Pearls have been valued as precious stones for more than 4000 years. The oldest collections of Japanese poetry contain poems praising the beauty of the pearl, and the pearls adorning the ancient images of Buddha in Shosoin and Sangatsudo are very well-preserved indeed, shimmering with the same radiance as when they were set in place.

The pearls of ancient times were natural pearls, taken from oysters in the wild. Around 100 years ago, however, the Japanese succeeded in raising pearls, and our techniques have since been refined to such a degree that, more often than not, cultured pearls surpass their natural counterparts in quality.

Japan enjoys a natural advantage when it comes to raising pearls: Akoya oysters, which "parent" Akoya pearls, are found in abundance in the seas surrounding Japan.
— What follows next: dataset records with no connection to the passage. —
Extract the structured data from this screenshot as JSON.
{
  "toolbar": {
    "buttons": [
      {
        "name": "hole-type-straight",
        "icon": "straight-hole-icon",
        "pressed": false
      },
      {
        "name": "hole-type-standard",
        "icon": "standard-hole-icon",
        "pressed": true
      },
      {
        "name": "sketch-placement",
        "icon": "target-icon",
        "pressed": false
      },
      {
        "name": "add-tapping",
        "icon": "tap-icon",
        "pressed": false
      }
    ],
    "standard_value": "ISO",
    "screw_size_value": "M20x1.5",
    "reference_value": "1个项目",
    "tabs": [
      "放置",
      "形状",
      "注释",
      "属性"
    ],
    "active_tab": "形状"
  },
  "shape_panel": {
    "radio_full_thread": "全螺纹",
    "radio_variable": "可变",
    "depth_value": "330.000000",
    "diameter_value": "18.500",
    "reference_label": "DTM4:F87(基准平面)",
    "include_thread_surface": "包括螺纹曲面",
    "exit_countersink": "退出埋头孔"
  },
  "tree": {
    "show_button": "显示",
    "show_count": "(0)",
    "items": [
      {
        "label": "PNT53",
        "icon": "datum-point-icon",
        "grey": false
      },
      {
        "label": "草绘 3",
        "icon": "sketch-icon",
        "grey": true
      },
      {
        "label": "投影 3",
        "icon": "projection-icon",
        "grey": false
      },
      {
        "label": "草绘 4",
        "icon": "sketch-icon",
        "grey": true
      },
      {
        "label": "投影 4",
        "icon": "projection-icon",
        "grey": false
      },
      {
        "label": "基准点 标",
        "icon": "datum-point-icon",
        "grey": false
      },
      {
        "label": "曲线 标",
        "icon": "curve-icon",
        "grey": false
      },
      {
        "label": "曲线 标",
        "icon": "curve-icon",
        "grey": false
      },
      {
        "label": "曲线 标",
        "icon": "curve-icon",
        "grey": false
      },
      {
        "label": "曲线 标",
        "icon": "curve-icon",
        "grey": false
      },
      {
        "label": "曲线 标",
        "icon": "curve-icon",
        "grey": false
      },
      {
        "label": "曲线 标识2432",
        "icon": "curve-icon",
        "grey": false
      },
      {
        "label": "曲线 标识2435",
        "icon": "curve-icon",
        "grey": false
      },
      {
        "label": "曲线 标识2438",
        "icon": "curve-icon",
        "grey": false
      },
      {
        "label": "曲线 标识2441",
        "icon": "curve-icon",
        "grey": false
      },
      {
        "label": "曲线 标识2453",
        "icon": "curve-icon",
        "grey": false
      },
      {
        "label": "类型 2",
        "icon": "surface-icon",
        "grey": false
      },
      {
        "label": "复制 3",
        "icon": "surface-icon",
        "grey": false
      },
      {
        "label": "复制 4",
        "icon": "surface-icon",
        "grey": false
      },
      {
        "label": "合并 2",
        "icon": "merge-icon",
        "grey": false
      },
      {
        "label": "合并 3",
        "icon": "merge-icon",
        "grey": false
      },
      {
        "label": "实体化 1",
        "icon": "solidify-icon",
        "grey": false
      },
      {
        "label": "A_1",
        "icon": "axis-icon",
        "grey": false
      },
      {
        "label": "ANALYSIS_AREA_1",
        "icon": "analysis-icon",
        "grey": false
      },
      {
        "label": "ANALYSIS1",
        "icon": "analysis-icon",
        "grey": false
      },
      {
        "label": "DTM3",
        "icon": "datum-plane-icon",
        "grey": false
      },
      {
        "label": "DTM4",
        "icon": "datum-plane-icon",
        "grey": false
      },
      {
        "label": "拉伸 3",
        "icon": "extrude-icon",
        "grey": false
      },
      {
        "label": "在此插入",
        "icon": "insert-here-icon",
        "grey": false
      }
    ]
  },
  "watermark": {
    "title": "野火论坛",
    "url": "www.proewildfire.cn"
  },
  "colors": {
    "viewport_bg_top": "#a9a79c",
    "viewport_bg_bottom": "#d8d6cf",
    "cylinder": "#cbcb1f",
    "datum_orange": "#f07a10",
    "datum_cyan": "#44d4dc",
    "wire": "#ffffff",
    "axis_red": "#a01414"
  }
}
The life of a pearl begins 3 to 4 years after the oyster is born. The nucleus, which will become the core of the pearl, is inserted, and the oyster is lowered back into the sea. However, oysters are living creatures, and things do not always go according to plan. Sometimes oysters die; sometimes they reject the nucleus, and expel it. If all goes smoothly, the pearl can be removed 1 to 3 years later. The pearls then must undergo rigorous professional inspection. Those which are deemed of sufficient quality may then be made into accessories and presented to our customers.